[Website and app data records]
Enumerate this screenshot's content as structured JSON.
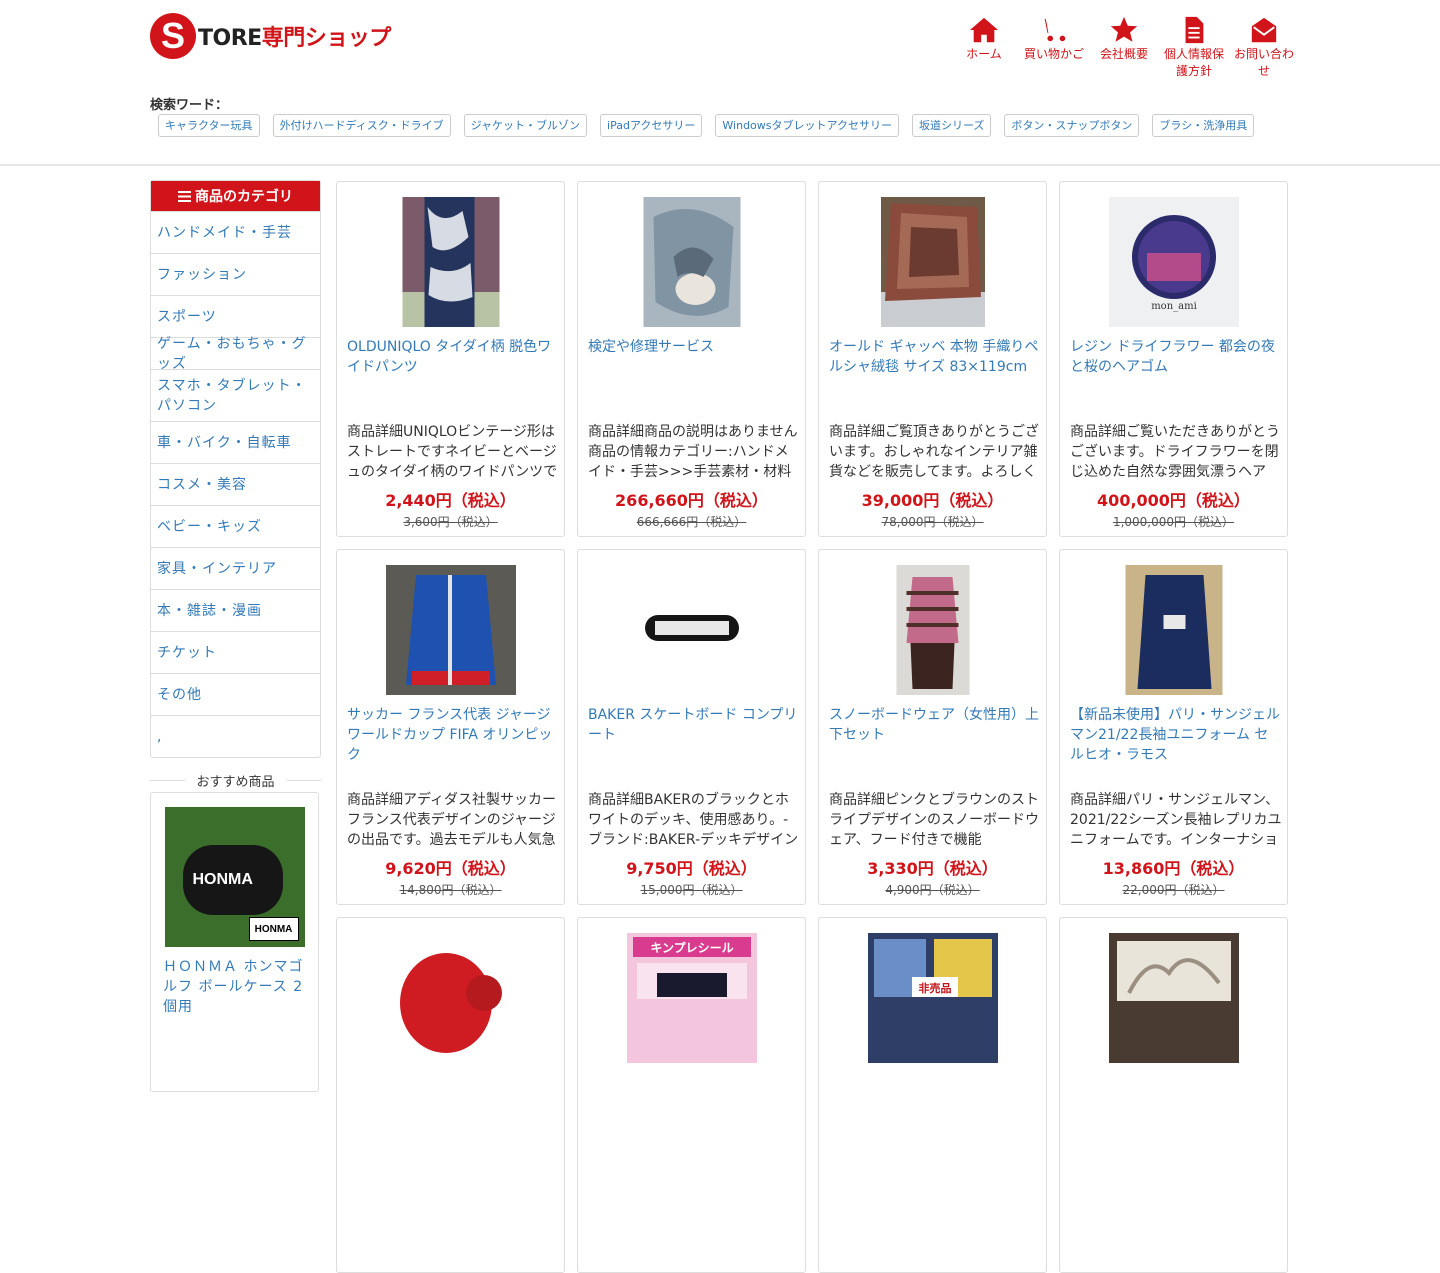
{
  "logo": {
    "letter": "S",
    "text_black": "TORE",
    "text_red": "専門ショップ"
  },
  "nav": [
    {
      "label": "ホーム",
      "icon": "home-icon"
    },
    {
      "label": "買い物かご",
      "icon": "cart-icon"
    },
    {
      "label": "会社概要",
      "icon": "star-icon"
    },
    {
      "label": "個人情報保護方針",
      "icon": "document-icon"
    },
    {
      "label": "お問い合わせ",
      "icon": "envelope-icon"
    }
  ],
  "search": {
    "label": "検索ワード：",
    "tags": [
      "キャラクター玩具",
      "外付けハードディスク・ドライブ",
      "ジャケット・ブルゾン",
      "iPadアクセサリー",
      "Windowsタブレットアクセサリー",
      "坂道シリーズ",
      "ボタン・スナップボタン",
      "ブラシ・洗浄用具"
    ]
  },
  "sidebar": {
    "title": "商品のカテゴリ",
    "categories": [
      "ハンドメイド・手芸",
      "ファッション",
      "スポーツ",
      "ゲーム・おもちゃ・グッズ",
      "スマホ・タブレット・パソコン",
      "車・バイク・自転車",
      "コスメ・美容",
      "ベビー・キッズ",
      "家具・インテリア",
      "本・雑誌・漫画",
      "チケット",
      "その他",
      ","
    ],
    "recommend_title": "おすすめ商品",
    "recommend": {
      "name": "ＨＯＮＭＡ ホンマゴルフ ボールケース 2個用",
      "image_brand": "HONMA",
      "image_badge": "HONMA"
    }
  },
  "products": [
    {
      "name": "OLDUNIQLO タイダイ柄 脱色ワイドパンツ",
      "desc": "商品詳細UNIQLOビンテージ形はストレートですネイビーとベージュのタイダイ柄のワイドパンツです",
      "price": "2,440円（税込）",
      "old": "3,600円（税込）"
    },
    {
      "name": "検定や修理サービス",
      "desc": "商品詳細商品の説明はありません商品の情報カテゴリー:ハンドメイド・手芸>>>手芸素材・材料",
      "price": "266,660円（税込）",
      "old": "666,666円（税込）"
    },
    {
      "name": "オールド ギャッベ 本物 手織りペルシャ絨毯 サイズ 83×119cm",
      "desc": "商品詳細ご覧頂きありがとうございます。おしゃれなインテリア雑貨などを販売してます。よろしく",
      "price": "39,000円（税込）",
      "old": "78,000円（税込）"
    },
    {
      "name": "レジン ドライフラワー 都会の夜と桜のヘアゴム",
      "desc": "商品詳細ご覧いただきありがとうございます。ドライフラワーを閉じ込めた自然な雰囲気漂うヘア",
      "price": "400,000円（税込）",
      "old": "1,000,000円（税込）"
    },
    {
      "name": "サッカー フランス代表 ジャージ ワールドカップ FIFA オリンピック",
      "desc": "商品詳細アディダス社製サッカーフランス代表デザインのジャージの出品です。過去モデルも人気急",
      "price": "9,620円（税込）",
      "old": "14,800円（税込）"
    },
    {
      "name": "BAKER スケートボード コンプリート",
      "desc": "商品詳細BAKERのブラックとホワイトのデッキ、使用感あり。-ブランド:BAKER-デッキデザイン",
      "price": "9,750円（税込）",
      "old": "15,000円（税込）"
    },
    {
      "name": "スノーボードウェア（女性用）上下セット",
      "desc": "商品詳細ピンクとブラウンのストライプデザインのスノーボードウェア、フード付きで機能",
      "price": "3,330円（税込）",
      "old": "4,900円（税込）"
    },
    {
      "name": "【新品未使用】パリ・サンジェルマン21/22長袖ユニフォーム セルヒオ・ラモス",
      "desc": "商品詳細パリ・サンジェルマン、2021/22シーズン長袖レプリカユニフォームです。インターナショナル",
      "price": "13,860円（税込）",
      "old": "22,000円（税込）"
    },
    {
      "name": "",
      "desc": "",
      "price": "",
      "old": ""
    },
    {
      "name": "",
      "desc": "",
      "price": "",
      "old": "",
      "image_text": "キンプレシール"
    },
    {
      "name": "",
      "desc": "",
      "price": "",
      "old": "",
      "image_text": "非売品"
    },
    {
      "name": "",
      "desc": "",
      "price": "",
      "old": ""
    }
  ]
}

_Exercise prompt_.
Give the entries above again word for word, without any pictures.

_Solution below_.
Enumerate this screenshot's content as structured JSON.
{
  "logo": {
    "letter": "S",
    "text_black": "TORE",
    "text_red": "専門ショップ"
  },
  "nav": [
    {
      "label": "ホーム",
      "icon": "home-icon"
    },
    {
      "label": "買い物かご",
      "icon": "cart-icon"
    },
    {
      "label": "会社概要",
      "icon": "star-icon"
    },
    {
      "label": "個人情報保護方針",
      "icon": "document-icon"
    },
    {
      "label": "お問い合わせ",
      "icon": "envelope-icon"
    }
  ],
  "search": {
    "label": "検索ワード：",
    "tags": [
      "キャラクター玩具",
      "外付けハードディスク・ドライブ",
      "ジャケット・ブルゾン",
      "iPadアクセサリー",
      "Windowsタブレットアクセサリー",
      "坂道シリーズ",
      "ボタン・スナップボタン",
      "ブラシ・洗浄用具"
    ]
  },
  "sidebar": {
    "title": "商品のカテゴリ",
    "categories": [
      "ハンドメイド・手芸",
      "ファッション",
      "スポーツ",
      "ゲーム・おもちゃ・グッズ",
      "スマホ・タブレット・パソコン",
      "車・バイク・自転車",
      "コスメ・美容",
      "ベビー・キッズ",
      "家具・インテリア",
      "本・雑誌・漫画",
      "チケット",
      "その他",
      ","
    ],
    "recommend_title": "おすすめ商品",
    "recommend": {
      "name": "ＨＯＮＭＡ ホンマゴルフ ボールケース 2個用",
      "image_brand": "HONMA",
      "image_badge": "HONMA"
    }
  },
  "products": [
    {
      "name": "OLDUNIQLO タイダイ柄 脱色ワイドパンツ",
      "desc": "商品詳細UNIQLOビンテージ形はストレートですネイビーとベージュのタイダイ柄のワイドパンツです",
      "price": "2,440円（税込）",
      "old": "3,600円（税込）"
    },
    {
      "name": "検定や修理サービス",
      "desc": "商品詳細商品の説明はありません商品の情報カテゴリー:ハンドメイド・手芸>>>手芸素材・材料",
      "price": "266,660円（税込）",
      "old": "666,666円（税込）"
    },
    {
      "name": "オールド ギャッベ 本物 手織りペルシャ絨毯 サイズ 83×119cm",
      "desc": "商品詳細ご覧頂きありがとうございます。おしゃれなインテリア雑貨などを販売してます。よろしく",
      "price": "39,000円（税込）",
      "old": "78,000円（税込）"
    },
    {
      "name": "レジン ドライフラワー 都会の夜と桜のヘアゴム",
      "desc": "商品詳細ご覧いただきありがとうございます。ドライフラワーを閉じ込めた自然な雰囲気漂うヘア",
      "price": "400,000円（税込）",
      "old": "1,000,000円（税込）"
    },
    {
      "name": "サッカー フランス代表 ジャージ ワールドカップ FIFA オリンピック",
      "desc": "商品詳細アディダス社製サッカーフランス代表デザインのジャージの出品です。過去モデルも人気急",
      "price": "9,620円（税込）",
      "old": "14,800円（税込）"
    },
    {
      "name": "BAKER スケートボード コンプリート",
      "desc": "商品詳細BAKERのブラックとホワイトのデッキ、使用感あり。-ブランド:BAKER-デッキデザイン",
      "price": "9,750円（税込）",
      "old": "15,000円（税込）"
    },
    {
      "name": "スノーボードウェア（女性用）上下セット",
      "desc": "商品詳細ピンクとブラウンのストライプデザインのスノーボードウェア、フード付きで機能",
      "price": "3,330円（税込）",
      "old": "4,900円（税込）"
    },
    {
      "name": "【新品未使用】パリ・サンジェルマン21/22長袖ユニフォーム セルヒオ・ラモス",
      "desc": "商品詳細パリ・サンジェルマン、2021/22シーズン長袖レプリカユニフォームです。インターナショナル",
      "price": "13,860円（税込）",
      "old": "22,000円（税込）"
    },
    {
      "name": "",
      "desc": "",
      "price": "",
      "old": ""
    },
    {
      "name": "",
      "desc": "",
      "price": "",
      "old": "",
      "image_text": "キンプレシール"
    },
    {
      "name": "",
      "desc": "",
      "price": "",
      "old": "",
      "image_text": "非売品"
    },
    {
      "name": "",
      "desc": "",
      "price": "",
      "old": ""
    }
  ]
}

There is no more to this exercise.